On appeal from Superior Court of New Jersey, Law Division, Hudson County, Docket No. LT-8376-09.
NOT FOR PUBLICATION WITHOUT THE APPROVAL OF THE APPELLATE DIVISION
Argued December 6, 2010 - Decided Before Judges Grall and C.L. Miniman.
Defendant Faouzi Saoud appeals from a judgment of possession entered in favor of defendant's landlord, plaintiff Melrose Hall Equity Partners on their complaint alleging non- payment of rent. Defendant argues that plaintiff failed to establish that a rent increase of 317% was permissible and not unconscionable. The matter was tried to the court, and on April 28, 2010, Judge Rogers issued a letter opinion explaining her reasons for concluding that the increase was not unconscionable. We affirm substantially for the reasons stated in that opinion.
The premises at issue is a six-room, 1202-square-foot residential apartment in North Bergen that defendant has occupied since 1989. The apartment is subject to the North Bergen Rent Control Ordinance, and between 1989 and June 1, 2009, the rent was $391.91 per month. In 2008, plaintiff filed an application seeking authorization from the North Bergen Rent Control Board (Board) to increase defendant's rent on grounds of hardship. The Board approved an increase to $1242.39 per month effective June 1, 2009.

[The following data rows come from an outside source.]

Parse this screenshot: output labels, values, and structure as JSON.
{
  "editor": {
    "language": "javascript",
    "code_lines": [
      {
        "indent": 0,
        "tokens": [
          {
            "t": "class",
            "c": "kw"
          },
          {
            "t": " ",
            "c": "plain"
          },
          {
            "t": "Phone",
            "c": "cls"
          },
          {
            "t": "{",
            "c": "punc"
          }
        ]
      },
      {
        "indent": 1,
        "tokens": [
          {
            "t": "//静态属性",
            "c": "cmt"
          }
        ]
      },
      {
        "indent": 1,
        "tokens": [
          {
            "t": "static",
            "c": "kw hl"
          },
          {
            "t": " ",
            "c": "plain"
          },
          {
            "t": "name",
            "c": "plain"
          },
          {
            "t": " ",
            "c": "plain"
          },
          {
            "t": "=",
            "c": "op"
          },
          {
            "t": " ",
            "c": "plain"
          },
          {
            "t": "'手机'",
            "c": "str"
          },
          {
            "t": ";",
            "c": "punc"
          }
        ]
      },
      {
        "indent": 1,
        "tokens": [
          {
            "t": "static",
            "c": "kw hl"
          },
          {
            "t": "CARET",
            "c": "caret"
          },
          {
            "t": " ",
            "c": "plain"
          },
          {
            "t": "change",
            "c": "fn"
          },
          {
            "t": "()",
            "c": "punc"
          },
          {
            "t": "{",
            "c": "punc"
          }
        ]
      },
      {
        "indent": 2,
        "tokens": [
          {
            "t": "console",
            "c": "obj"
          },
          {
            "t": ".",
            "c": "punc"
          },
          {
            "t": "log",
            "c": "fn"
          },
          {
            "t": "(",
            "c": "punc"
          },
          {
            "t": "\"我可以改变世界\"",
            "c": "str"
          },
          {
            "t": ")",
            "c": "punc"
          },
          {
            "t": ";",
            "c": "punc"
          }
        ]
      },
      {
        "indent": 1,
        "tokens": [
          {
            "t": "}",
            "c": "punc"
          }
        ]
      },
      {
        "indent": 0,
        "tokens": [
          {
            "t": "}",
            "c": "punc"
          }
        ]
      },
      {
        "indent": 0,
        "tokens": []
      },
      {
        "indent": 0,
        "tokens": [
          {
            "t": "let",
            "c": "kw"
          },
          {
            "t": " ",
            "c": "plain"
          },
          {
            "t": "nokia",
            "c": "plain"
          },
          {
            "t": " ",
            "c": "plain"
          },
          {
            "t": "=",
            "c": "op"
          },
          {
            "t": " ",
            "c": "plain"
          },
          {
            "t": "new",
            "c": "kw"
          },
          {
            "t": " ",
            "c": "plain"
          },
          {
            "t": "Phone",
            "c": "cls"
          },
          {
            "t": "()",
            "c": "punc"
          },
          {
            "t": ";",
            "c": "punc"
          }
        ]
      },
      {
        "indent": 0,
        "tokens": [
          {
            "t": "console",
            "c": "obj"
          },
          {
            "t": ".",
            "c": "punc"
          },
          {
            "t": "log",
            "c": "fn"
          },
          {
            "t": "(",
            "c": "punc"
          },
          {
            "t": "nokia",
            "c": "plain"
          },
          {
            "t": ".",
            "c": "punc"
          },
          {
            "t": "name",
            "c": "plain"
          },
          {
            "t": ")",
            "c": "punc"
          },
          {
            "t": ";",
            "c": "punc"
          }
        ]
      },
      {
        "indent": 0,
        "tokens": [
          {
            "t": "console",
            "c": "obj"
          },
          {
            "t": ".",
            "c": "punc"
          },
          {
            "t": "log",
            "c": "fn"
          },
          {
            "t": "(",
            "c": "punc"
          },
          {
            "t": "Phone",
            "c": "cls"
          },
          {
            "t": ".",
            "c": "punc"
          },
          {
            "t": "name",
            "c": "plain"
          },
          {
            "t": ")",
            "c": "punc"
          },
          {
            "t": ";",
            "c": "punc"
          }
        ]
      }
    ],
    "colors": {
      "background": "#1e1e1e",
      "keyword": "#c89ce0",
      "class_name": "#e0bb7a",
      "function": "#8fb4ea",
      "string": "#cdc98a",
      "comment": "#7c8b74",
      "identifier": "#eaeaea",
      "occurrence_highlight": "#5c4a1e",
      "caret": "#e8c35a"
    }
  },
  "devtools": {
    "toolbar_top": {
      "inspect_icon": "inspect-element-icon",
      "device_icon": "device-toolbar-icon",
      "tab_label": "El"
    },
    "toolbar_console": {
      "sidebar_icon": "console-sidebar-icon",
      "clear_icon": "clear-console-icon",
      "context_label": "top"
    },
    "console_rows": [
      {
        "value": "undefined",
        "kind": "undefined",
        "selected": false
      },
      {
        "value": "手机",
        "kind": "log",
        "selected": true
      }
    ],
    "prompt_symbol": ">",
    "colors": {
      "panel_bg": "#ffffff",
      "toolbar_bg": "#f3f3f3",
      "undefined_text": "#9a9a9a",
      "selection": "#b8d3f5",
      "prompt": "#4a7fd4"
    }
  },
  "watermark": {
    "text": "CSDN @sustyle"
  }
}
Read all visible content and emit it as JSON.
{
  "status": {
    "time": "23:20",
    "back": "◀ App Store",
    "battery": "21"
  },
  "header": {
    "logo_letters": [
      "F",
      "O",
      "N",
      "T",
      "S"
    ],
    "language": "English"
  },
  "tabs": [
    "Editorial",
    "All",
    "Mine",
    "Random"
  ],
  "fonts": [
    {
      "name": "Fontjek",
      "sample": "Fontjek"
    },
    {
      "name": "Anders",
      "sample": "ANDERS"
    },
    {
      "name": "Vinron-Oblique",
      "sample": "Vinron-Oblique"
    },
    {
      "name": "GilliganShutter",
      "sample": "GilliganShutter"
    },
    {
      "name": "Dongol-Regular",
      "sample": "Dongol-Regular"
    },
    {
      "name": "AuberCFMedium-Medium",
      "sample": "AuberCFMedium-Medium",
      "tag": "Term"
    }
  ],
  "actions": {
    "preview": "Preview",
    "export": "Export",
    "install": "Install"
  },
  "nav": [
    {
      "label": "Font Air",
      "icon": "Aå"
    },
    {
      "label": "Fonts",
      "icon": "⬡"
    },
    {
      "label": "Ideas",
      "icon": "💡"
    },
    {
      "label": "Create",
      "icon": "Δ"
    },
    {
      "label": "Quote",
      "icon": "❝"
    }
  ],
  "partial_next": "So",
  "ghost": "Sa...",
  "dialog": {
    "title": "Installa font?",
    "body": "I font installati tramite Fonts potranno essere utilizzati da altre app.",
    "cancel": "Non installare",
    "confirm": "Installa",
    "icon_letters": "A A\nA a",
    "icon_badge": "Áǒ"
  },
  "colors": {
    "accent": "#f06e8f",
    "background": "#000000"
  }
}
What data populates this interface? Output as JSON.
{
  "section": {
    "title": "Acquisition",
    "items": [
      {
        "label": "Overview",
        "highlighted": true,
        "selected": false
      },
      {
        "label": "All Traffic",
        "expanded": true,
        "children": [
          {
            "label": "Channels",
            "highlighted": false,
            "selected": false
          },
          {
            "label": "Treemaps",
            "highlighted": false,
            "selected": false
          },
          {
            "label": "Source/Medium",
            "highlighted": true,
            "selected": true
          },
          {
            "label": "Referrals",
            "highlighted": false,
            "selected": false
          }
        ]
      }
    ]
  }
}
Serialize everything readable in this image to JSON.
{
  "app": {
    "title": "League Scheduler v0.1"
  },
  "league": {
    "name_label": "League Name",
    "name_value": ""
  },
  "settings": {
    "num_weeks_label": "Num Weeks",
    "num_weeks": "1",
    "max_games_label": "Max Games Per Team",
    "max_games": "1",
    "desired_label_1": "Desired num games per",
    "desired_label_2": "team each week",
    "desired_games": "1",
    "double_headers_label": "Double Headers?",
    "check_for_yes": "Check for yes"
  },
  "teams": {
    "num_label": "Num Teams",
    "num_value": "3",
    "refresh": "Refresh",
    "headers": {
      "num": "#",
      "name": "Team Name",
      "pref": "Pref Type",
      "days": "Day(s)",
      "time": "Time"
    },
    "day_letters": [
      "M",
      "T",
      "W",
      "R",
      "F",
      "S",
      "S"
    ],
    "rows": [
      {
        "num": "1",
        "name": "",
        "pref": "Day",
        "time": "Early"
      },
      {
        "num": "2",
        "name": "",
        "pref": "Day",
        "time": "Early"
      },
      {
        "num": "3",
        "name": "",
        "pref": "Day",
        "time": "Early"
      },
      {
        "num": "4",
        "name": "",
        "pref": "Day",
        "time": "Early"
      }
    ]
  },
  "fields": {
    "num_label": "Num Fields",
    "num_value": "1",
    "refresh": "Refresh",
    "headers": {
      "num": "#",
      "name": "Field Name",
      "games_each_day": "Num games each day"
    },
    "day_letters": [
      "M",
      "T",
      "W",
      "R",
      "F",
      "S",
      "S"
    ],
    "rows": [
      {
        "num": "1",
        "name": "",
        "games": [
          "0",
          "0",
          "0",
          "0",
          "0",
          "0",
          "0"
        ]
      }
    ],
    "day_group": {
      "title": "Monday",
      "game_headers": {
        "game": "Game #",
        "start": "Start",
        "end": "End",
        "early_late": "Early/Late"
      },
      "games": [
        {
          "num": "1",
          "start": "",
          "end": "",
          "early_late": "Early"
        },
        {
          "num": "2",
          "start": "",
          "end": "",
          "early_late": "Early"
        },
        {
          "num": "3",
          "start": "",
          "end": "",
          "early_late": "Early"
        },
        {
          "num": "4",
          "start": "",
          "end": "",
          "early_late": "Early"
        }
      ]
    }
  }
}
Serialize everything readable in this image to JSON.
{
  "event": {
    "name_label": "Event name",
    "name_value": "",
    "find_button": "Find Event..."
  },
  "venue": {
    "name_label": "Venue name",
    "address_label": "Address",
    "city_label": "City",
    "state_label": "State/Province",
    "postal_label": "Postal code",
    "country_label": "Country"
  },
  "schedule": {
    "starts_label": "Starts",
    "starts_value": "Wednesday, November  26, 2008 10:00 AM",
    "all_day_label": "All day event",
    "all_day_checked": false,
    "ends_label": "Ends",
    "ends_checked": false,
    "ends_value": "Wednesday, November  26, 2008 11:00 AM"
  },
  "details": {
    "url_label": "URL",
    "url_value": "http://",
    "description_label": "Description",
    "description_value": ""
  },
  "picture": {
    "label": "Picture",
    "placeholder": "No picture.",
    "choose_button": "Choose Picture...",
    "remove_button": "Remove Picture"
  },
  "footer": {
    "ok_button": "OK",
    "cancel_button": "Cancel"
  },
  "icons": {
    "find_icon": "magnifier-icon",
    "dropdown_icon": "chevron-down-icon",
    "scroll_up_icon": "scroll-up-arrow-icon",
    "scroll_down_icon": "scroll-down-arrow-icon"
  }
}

On March 16, 2009, plaintiff served defendant with a notice to quit and notice of the new rent.*fn1 Because defendant did not vacate or pay the new rent on June 1, plaintiff filed for possession on June 5, 2009 based on non-payment of rent. Defendant filed an action in lieu of prerogative writs challenging the Board's approval of the rent increase, and the matters were consolidated. Judge Costello affirmed the Board's decision and returned the landlord-tenant dispute to the Special Civil Part.
At trial, plaintiff presented evidence that its monthly costs for the apartment are about $950 and expert testimony establishing a fair market rent value based on rent for comparable apartments in the area well in excess of the rent approved by the Board. A comparable apartment in the same building was rented for $1800 per month, and a smaller unit in a nearby building was leased at a monthly rate of $1750.
The judge recognized plaintiff's obligation to prove that the rent increase is "not unconscionable and complies with any and all other laws or municipal ordinances governing rent increases." N.J.S.A. 2A:18-61.1(f); see Fromet Properties, Inc. v. Buel, 294 N.J. Super. 601, 610 (App. Div. 1996). Additionally, he evaluated the factors a court should consider to determine whether an increase is unconscionable. Fromet, supra, 294 N.J. Super. at 614. Thus, the judge applied the governing legal standards and reached conclusions that are based on facts supported by the record. Finding no basis for concluding that the judge's determination is wide of the mark, we affirm. MacKinnon v. MacKinnon, 191 N.J. 240, 254 (2007).